Bradford led his girls teams to the MHSAA state semifinals four times and almost got a fifth this year with the boys. Their run ended Tuesday with a tough loss in the Division 4 quarterfinals to Mount Pleasant Sacred Heart, 63-51.

"We're licking the wounds of that one," Bradford said. "We've got to remember to look at the big picture — they are young men becoming men."

But Bradford already has turned his thoughts to next season and is making plans for summer basketball.

"Having the summer with them — if it goes the way we want — is going to be huge," Bradford said. "There are a few things going through my head I can change or adjust. We want to continue to build on our philosophy of what Glen Lake is and my philosophy of what Glen Lake is."

The Lakers graduate Cooper Bufalini, Gage Baker, Dylan Cundiff, Tyler Bixby and Jamie Blondia. But they'll have their top two scorers back, sophomore Jacob Plamondon and junior Benji Allen. Plamondon kicked in almost 20 points per game and led the team in rebounding with more than 10 per contest. Allen averaged more than 11 points per game and led the team in assists.

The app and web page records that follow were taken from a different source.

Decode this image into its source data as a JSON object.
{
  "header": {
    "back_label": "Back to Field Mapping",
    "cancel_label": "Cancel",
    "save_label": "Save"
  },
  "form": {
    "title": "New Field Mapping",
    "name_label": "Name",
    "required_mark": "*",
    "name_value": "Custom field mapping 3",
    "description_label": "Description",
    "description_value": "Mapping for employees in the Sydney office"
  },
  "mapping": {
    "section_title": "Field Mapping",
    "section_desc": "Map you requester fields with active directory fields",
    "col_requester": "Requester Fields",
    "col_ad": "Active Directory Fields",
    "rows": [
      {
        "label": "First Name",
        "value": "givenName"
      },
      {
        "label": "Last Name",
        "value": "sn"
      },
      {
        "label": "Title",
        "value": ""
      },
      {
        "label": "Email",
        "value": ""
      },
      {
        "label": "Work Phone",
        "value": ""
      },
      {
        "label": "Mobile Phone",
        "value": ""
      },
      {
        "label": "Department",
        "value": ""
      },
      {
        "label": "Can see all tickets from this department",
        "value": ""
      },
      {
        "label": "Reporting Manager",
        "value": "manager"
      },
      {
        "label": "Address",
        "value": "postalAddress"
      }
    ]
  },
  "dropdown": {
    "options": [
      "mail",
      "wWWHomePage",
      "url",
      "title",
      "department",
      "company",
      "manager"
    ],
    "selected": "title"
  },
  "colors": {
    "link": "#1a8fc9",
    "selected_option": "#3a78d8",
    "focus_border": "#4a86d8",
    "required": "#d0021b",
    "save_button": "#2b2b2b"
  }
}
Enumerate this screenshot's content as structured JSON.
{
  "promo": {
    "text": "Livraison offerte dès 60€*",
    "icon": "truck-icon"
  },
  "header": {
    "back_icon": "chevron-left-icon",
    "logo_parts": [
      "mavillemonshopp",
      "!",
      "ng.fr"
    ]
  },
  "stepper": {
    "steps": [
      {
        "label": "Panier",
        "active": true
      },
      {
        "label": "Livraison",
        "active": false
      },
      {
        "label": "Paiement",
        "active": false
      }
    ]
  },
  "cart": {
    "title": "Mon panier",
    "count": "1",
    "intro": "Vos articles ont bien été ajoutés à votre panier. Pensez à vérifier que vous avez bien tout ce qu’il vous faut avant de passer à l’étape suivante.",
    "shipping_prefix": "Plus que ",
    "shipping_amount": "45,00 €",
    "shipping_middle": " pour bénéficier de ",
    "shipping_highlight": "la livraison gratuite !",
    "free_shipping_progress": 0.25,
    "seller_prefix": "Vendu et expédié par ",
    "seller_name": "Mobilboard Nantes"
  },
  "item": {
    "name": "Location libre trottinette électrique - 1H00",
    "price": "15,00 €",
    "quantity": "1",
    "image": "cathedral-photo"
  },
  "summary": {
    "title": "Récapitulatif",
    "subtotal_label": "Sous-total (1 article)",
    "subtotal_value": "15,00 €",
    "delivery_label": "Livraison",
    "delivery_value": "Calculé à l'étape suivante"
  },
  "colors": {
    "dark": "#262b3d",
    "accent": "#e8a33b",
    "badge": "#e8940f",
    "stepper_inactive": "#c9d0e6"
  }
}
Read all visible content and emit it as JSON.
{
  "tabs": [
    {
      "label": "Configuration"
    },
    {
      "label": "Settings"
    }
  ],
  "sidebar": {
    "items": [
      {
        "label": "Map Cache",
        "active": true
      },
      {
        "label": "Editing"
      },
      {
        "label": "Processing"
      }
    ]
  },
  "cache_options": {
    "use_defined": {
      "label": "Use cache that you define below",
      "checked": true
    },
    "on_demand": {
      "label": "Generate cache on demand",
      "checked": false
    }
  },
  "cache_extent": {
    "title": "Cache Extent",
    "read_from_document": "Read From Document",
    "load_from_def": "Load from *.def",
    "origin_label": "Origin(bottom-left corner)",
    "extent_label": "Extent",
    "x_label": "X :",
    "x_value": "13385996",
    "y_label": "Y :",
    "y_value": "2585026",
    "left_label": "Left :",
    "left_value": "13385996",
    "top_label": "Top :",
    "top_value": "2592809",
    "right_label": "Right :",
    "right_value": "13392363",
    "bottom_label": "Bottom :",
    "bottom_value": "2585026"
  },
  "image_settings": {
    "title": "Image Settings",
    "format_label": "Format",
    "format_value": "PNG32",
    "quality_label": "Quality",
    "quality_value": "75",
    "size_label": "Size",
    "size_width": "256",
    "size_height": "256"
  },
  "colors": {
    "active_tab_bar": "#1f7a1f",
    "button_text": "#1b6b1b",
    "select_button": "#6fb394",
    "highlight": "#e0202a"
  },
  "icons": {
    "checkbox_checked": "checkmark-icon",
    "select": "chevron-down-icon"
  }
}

Glen Lake finished second in the Northwest Conference behind Benzie Central, which was undefeated in league play. The Lakers knocked off league opponents Frankfort in the Division 4 district title match and Buckley in the regional semifinal.

The battles with Benzie for the conference title might have been the highlight of the season, Bradford noted. Those were Glen Lake's only losses in league play, and a share of the title was within their grasp late in the second game with the Huskies.

The Lakers lost 60-51 on their home court in the first meeting but took Benzie to the limit in the rematch before falling 41-39 on the road.

"We had a lot of great games and a lot of great memories," Bradford said. "Going for conference, it pretty much came down to the last few seconds with lead changes. We were up by one point with less than 30 seconds left, and that was the high point. We came up short, but we learned from that game."

Also among the highlights for Bradford this year was the chance to coach against his brother Nathan for the first time in their careers.

The Bradfords started coaching girls varsity basketball 16 years ago, but their teams were in different conferences at the time. Nathan coached the Onekama girls but moved to the boys program before Onekama and Glen Lake had a chance to compete against each other in the Northwest Conference.

The Bradford coaches often talk after their games and learn from one another. They have also seen their parents frequently in the bleachers as they rotate home game sites to see their grandchildren play and their sons coach.

When Onekama and Glen Lake played this year, eight Bradfords were on the rosters as players or coaches. Jason's son Toby, a freshman, played on the Glen Lake junior varsity team, as Nathan's son Carson played for the Portagers' JV squad. The Onekama JV team is coached by another Bradford, Nick — Jason and Nathan's brother. And there were three more Bradfords on the varsity, Nathan's son Caden and his cousins Luke and Arden.

Glen Lake won both varsity games, 38-36 at Onekama and 61-33 at home.

Jason and his wife Jackie have five children. Their youngest son, Drew, is now a sixth grader at Glen Lake. His oldest son, J.J., is at Michigan Tech and has begun officiating basketball after his senior season at Glen Lake was cut short by the pandemic while the Lakers were preparing to play in a 2020 district final. Daughters Maddie and Grace are playing basketball for Lake Superior State University.

Maddie and Grace were big parts of Glen Lake's deep postseason runs with Jason as girls coach. With many games played on Saturdays and not conflicting with coaching, Jason, Jackie and the younger boys were able to travel to see the Upper Peninsula's Lakers play regularly.

This season, the Glen Lake girls, under first-year head coach Brad Fosmore, went 16-8 and won Northwest Conference and district titles before losing a nail-biter, 45-42, to league rival Frankfort in the regional semifinal.

"Jason did a good job, and it felt good to carry on the tradition," said Fosmore, who previously served as a Lakers JV coach. "We took it one game at a time. Jason worked hard to build a great girls program. It made it pretty simple because they had that winning tradition and kind of kept it rolling."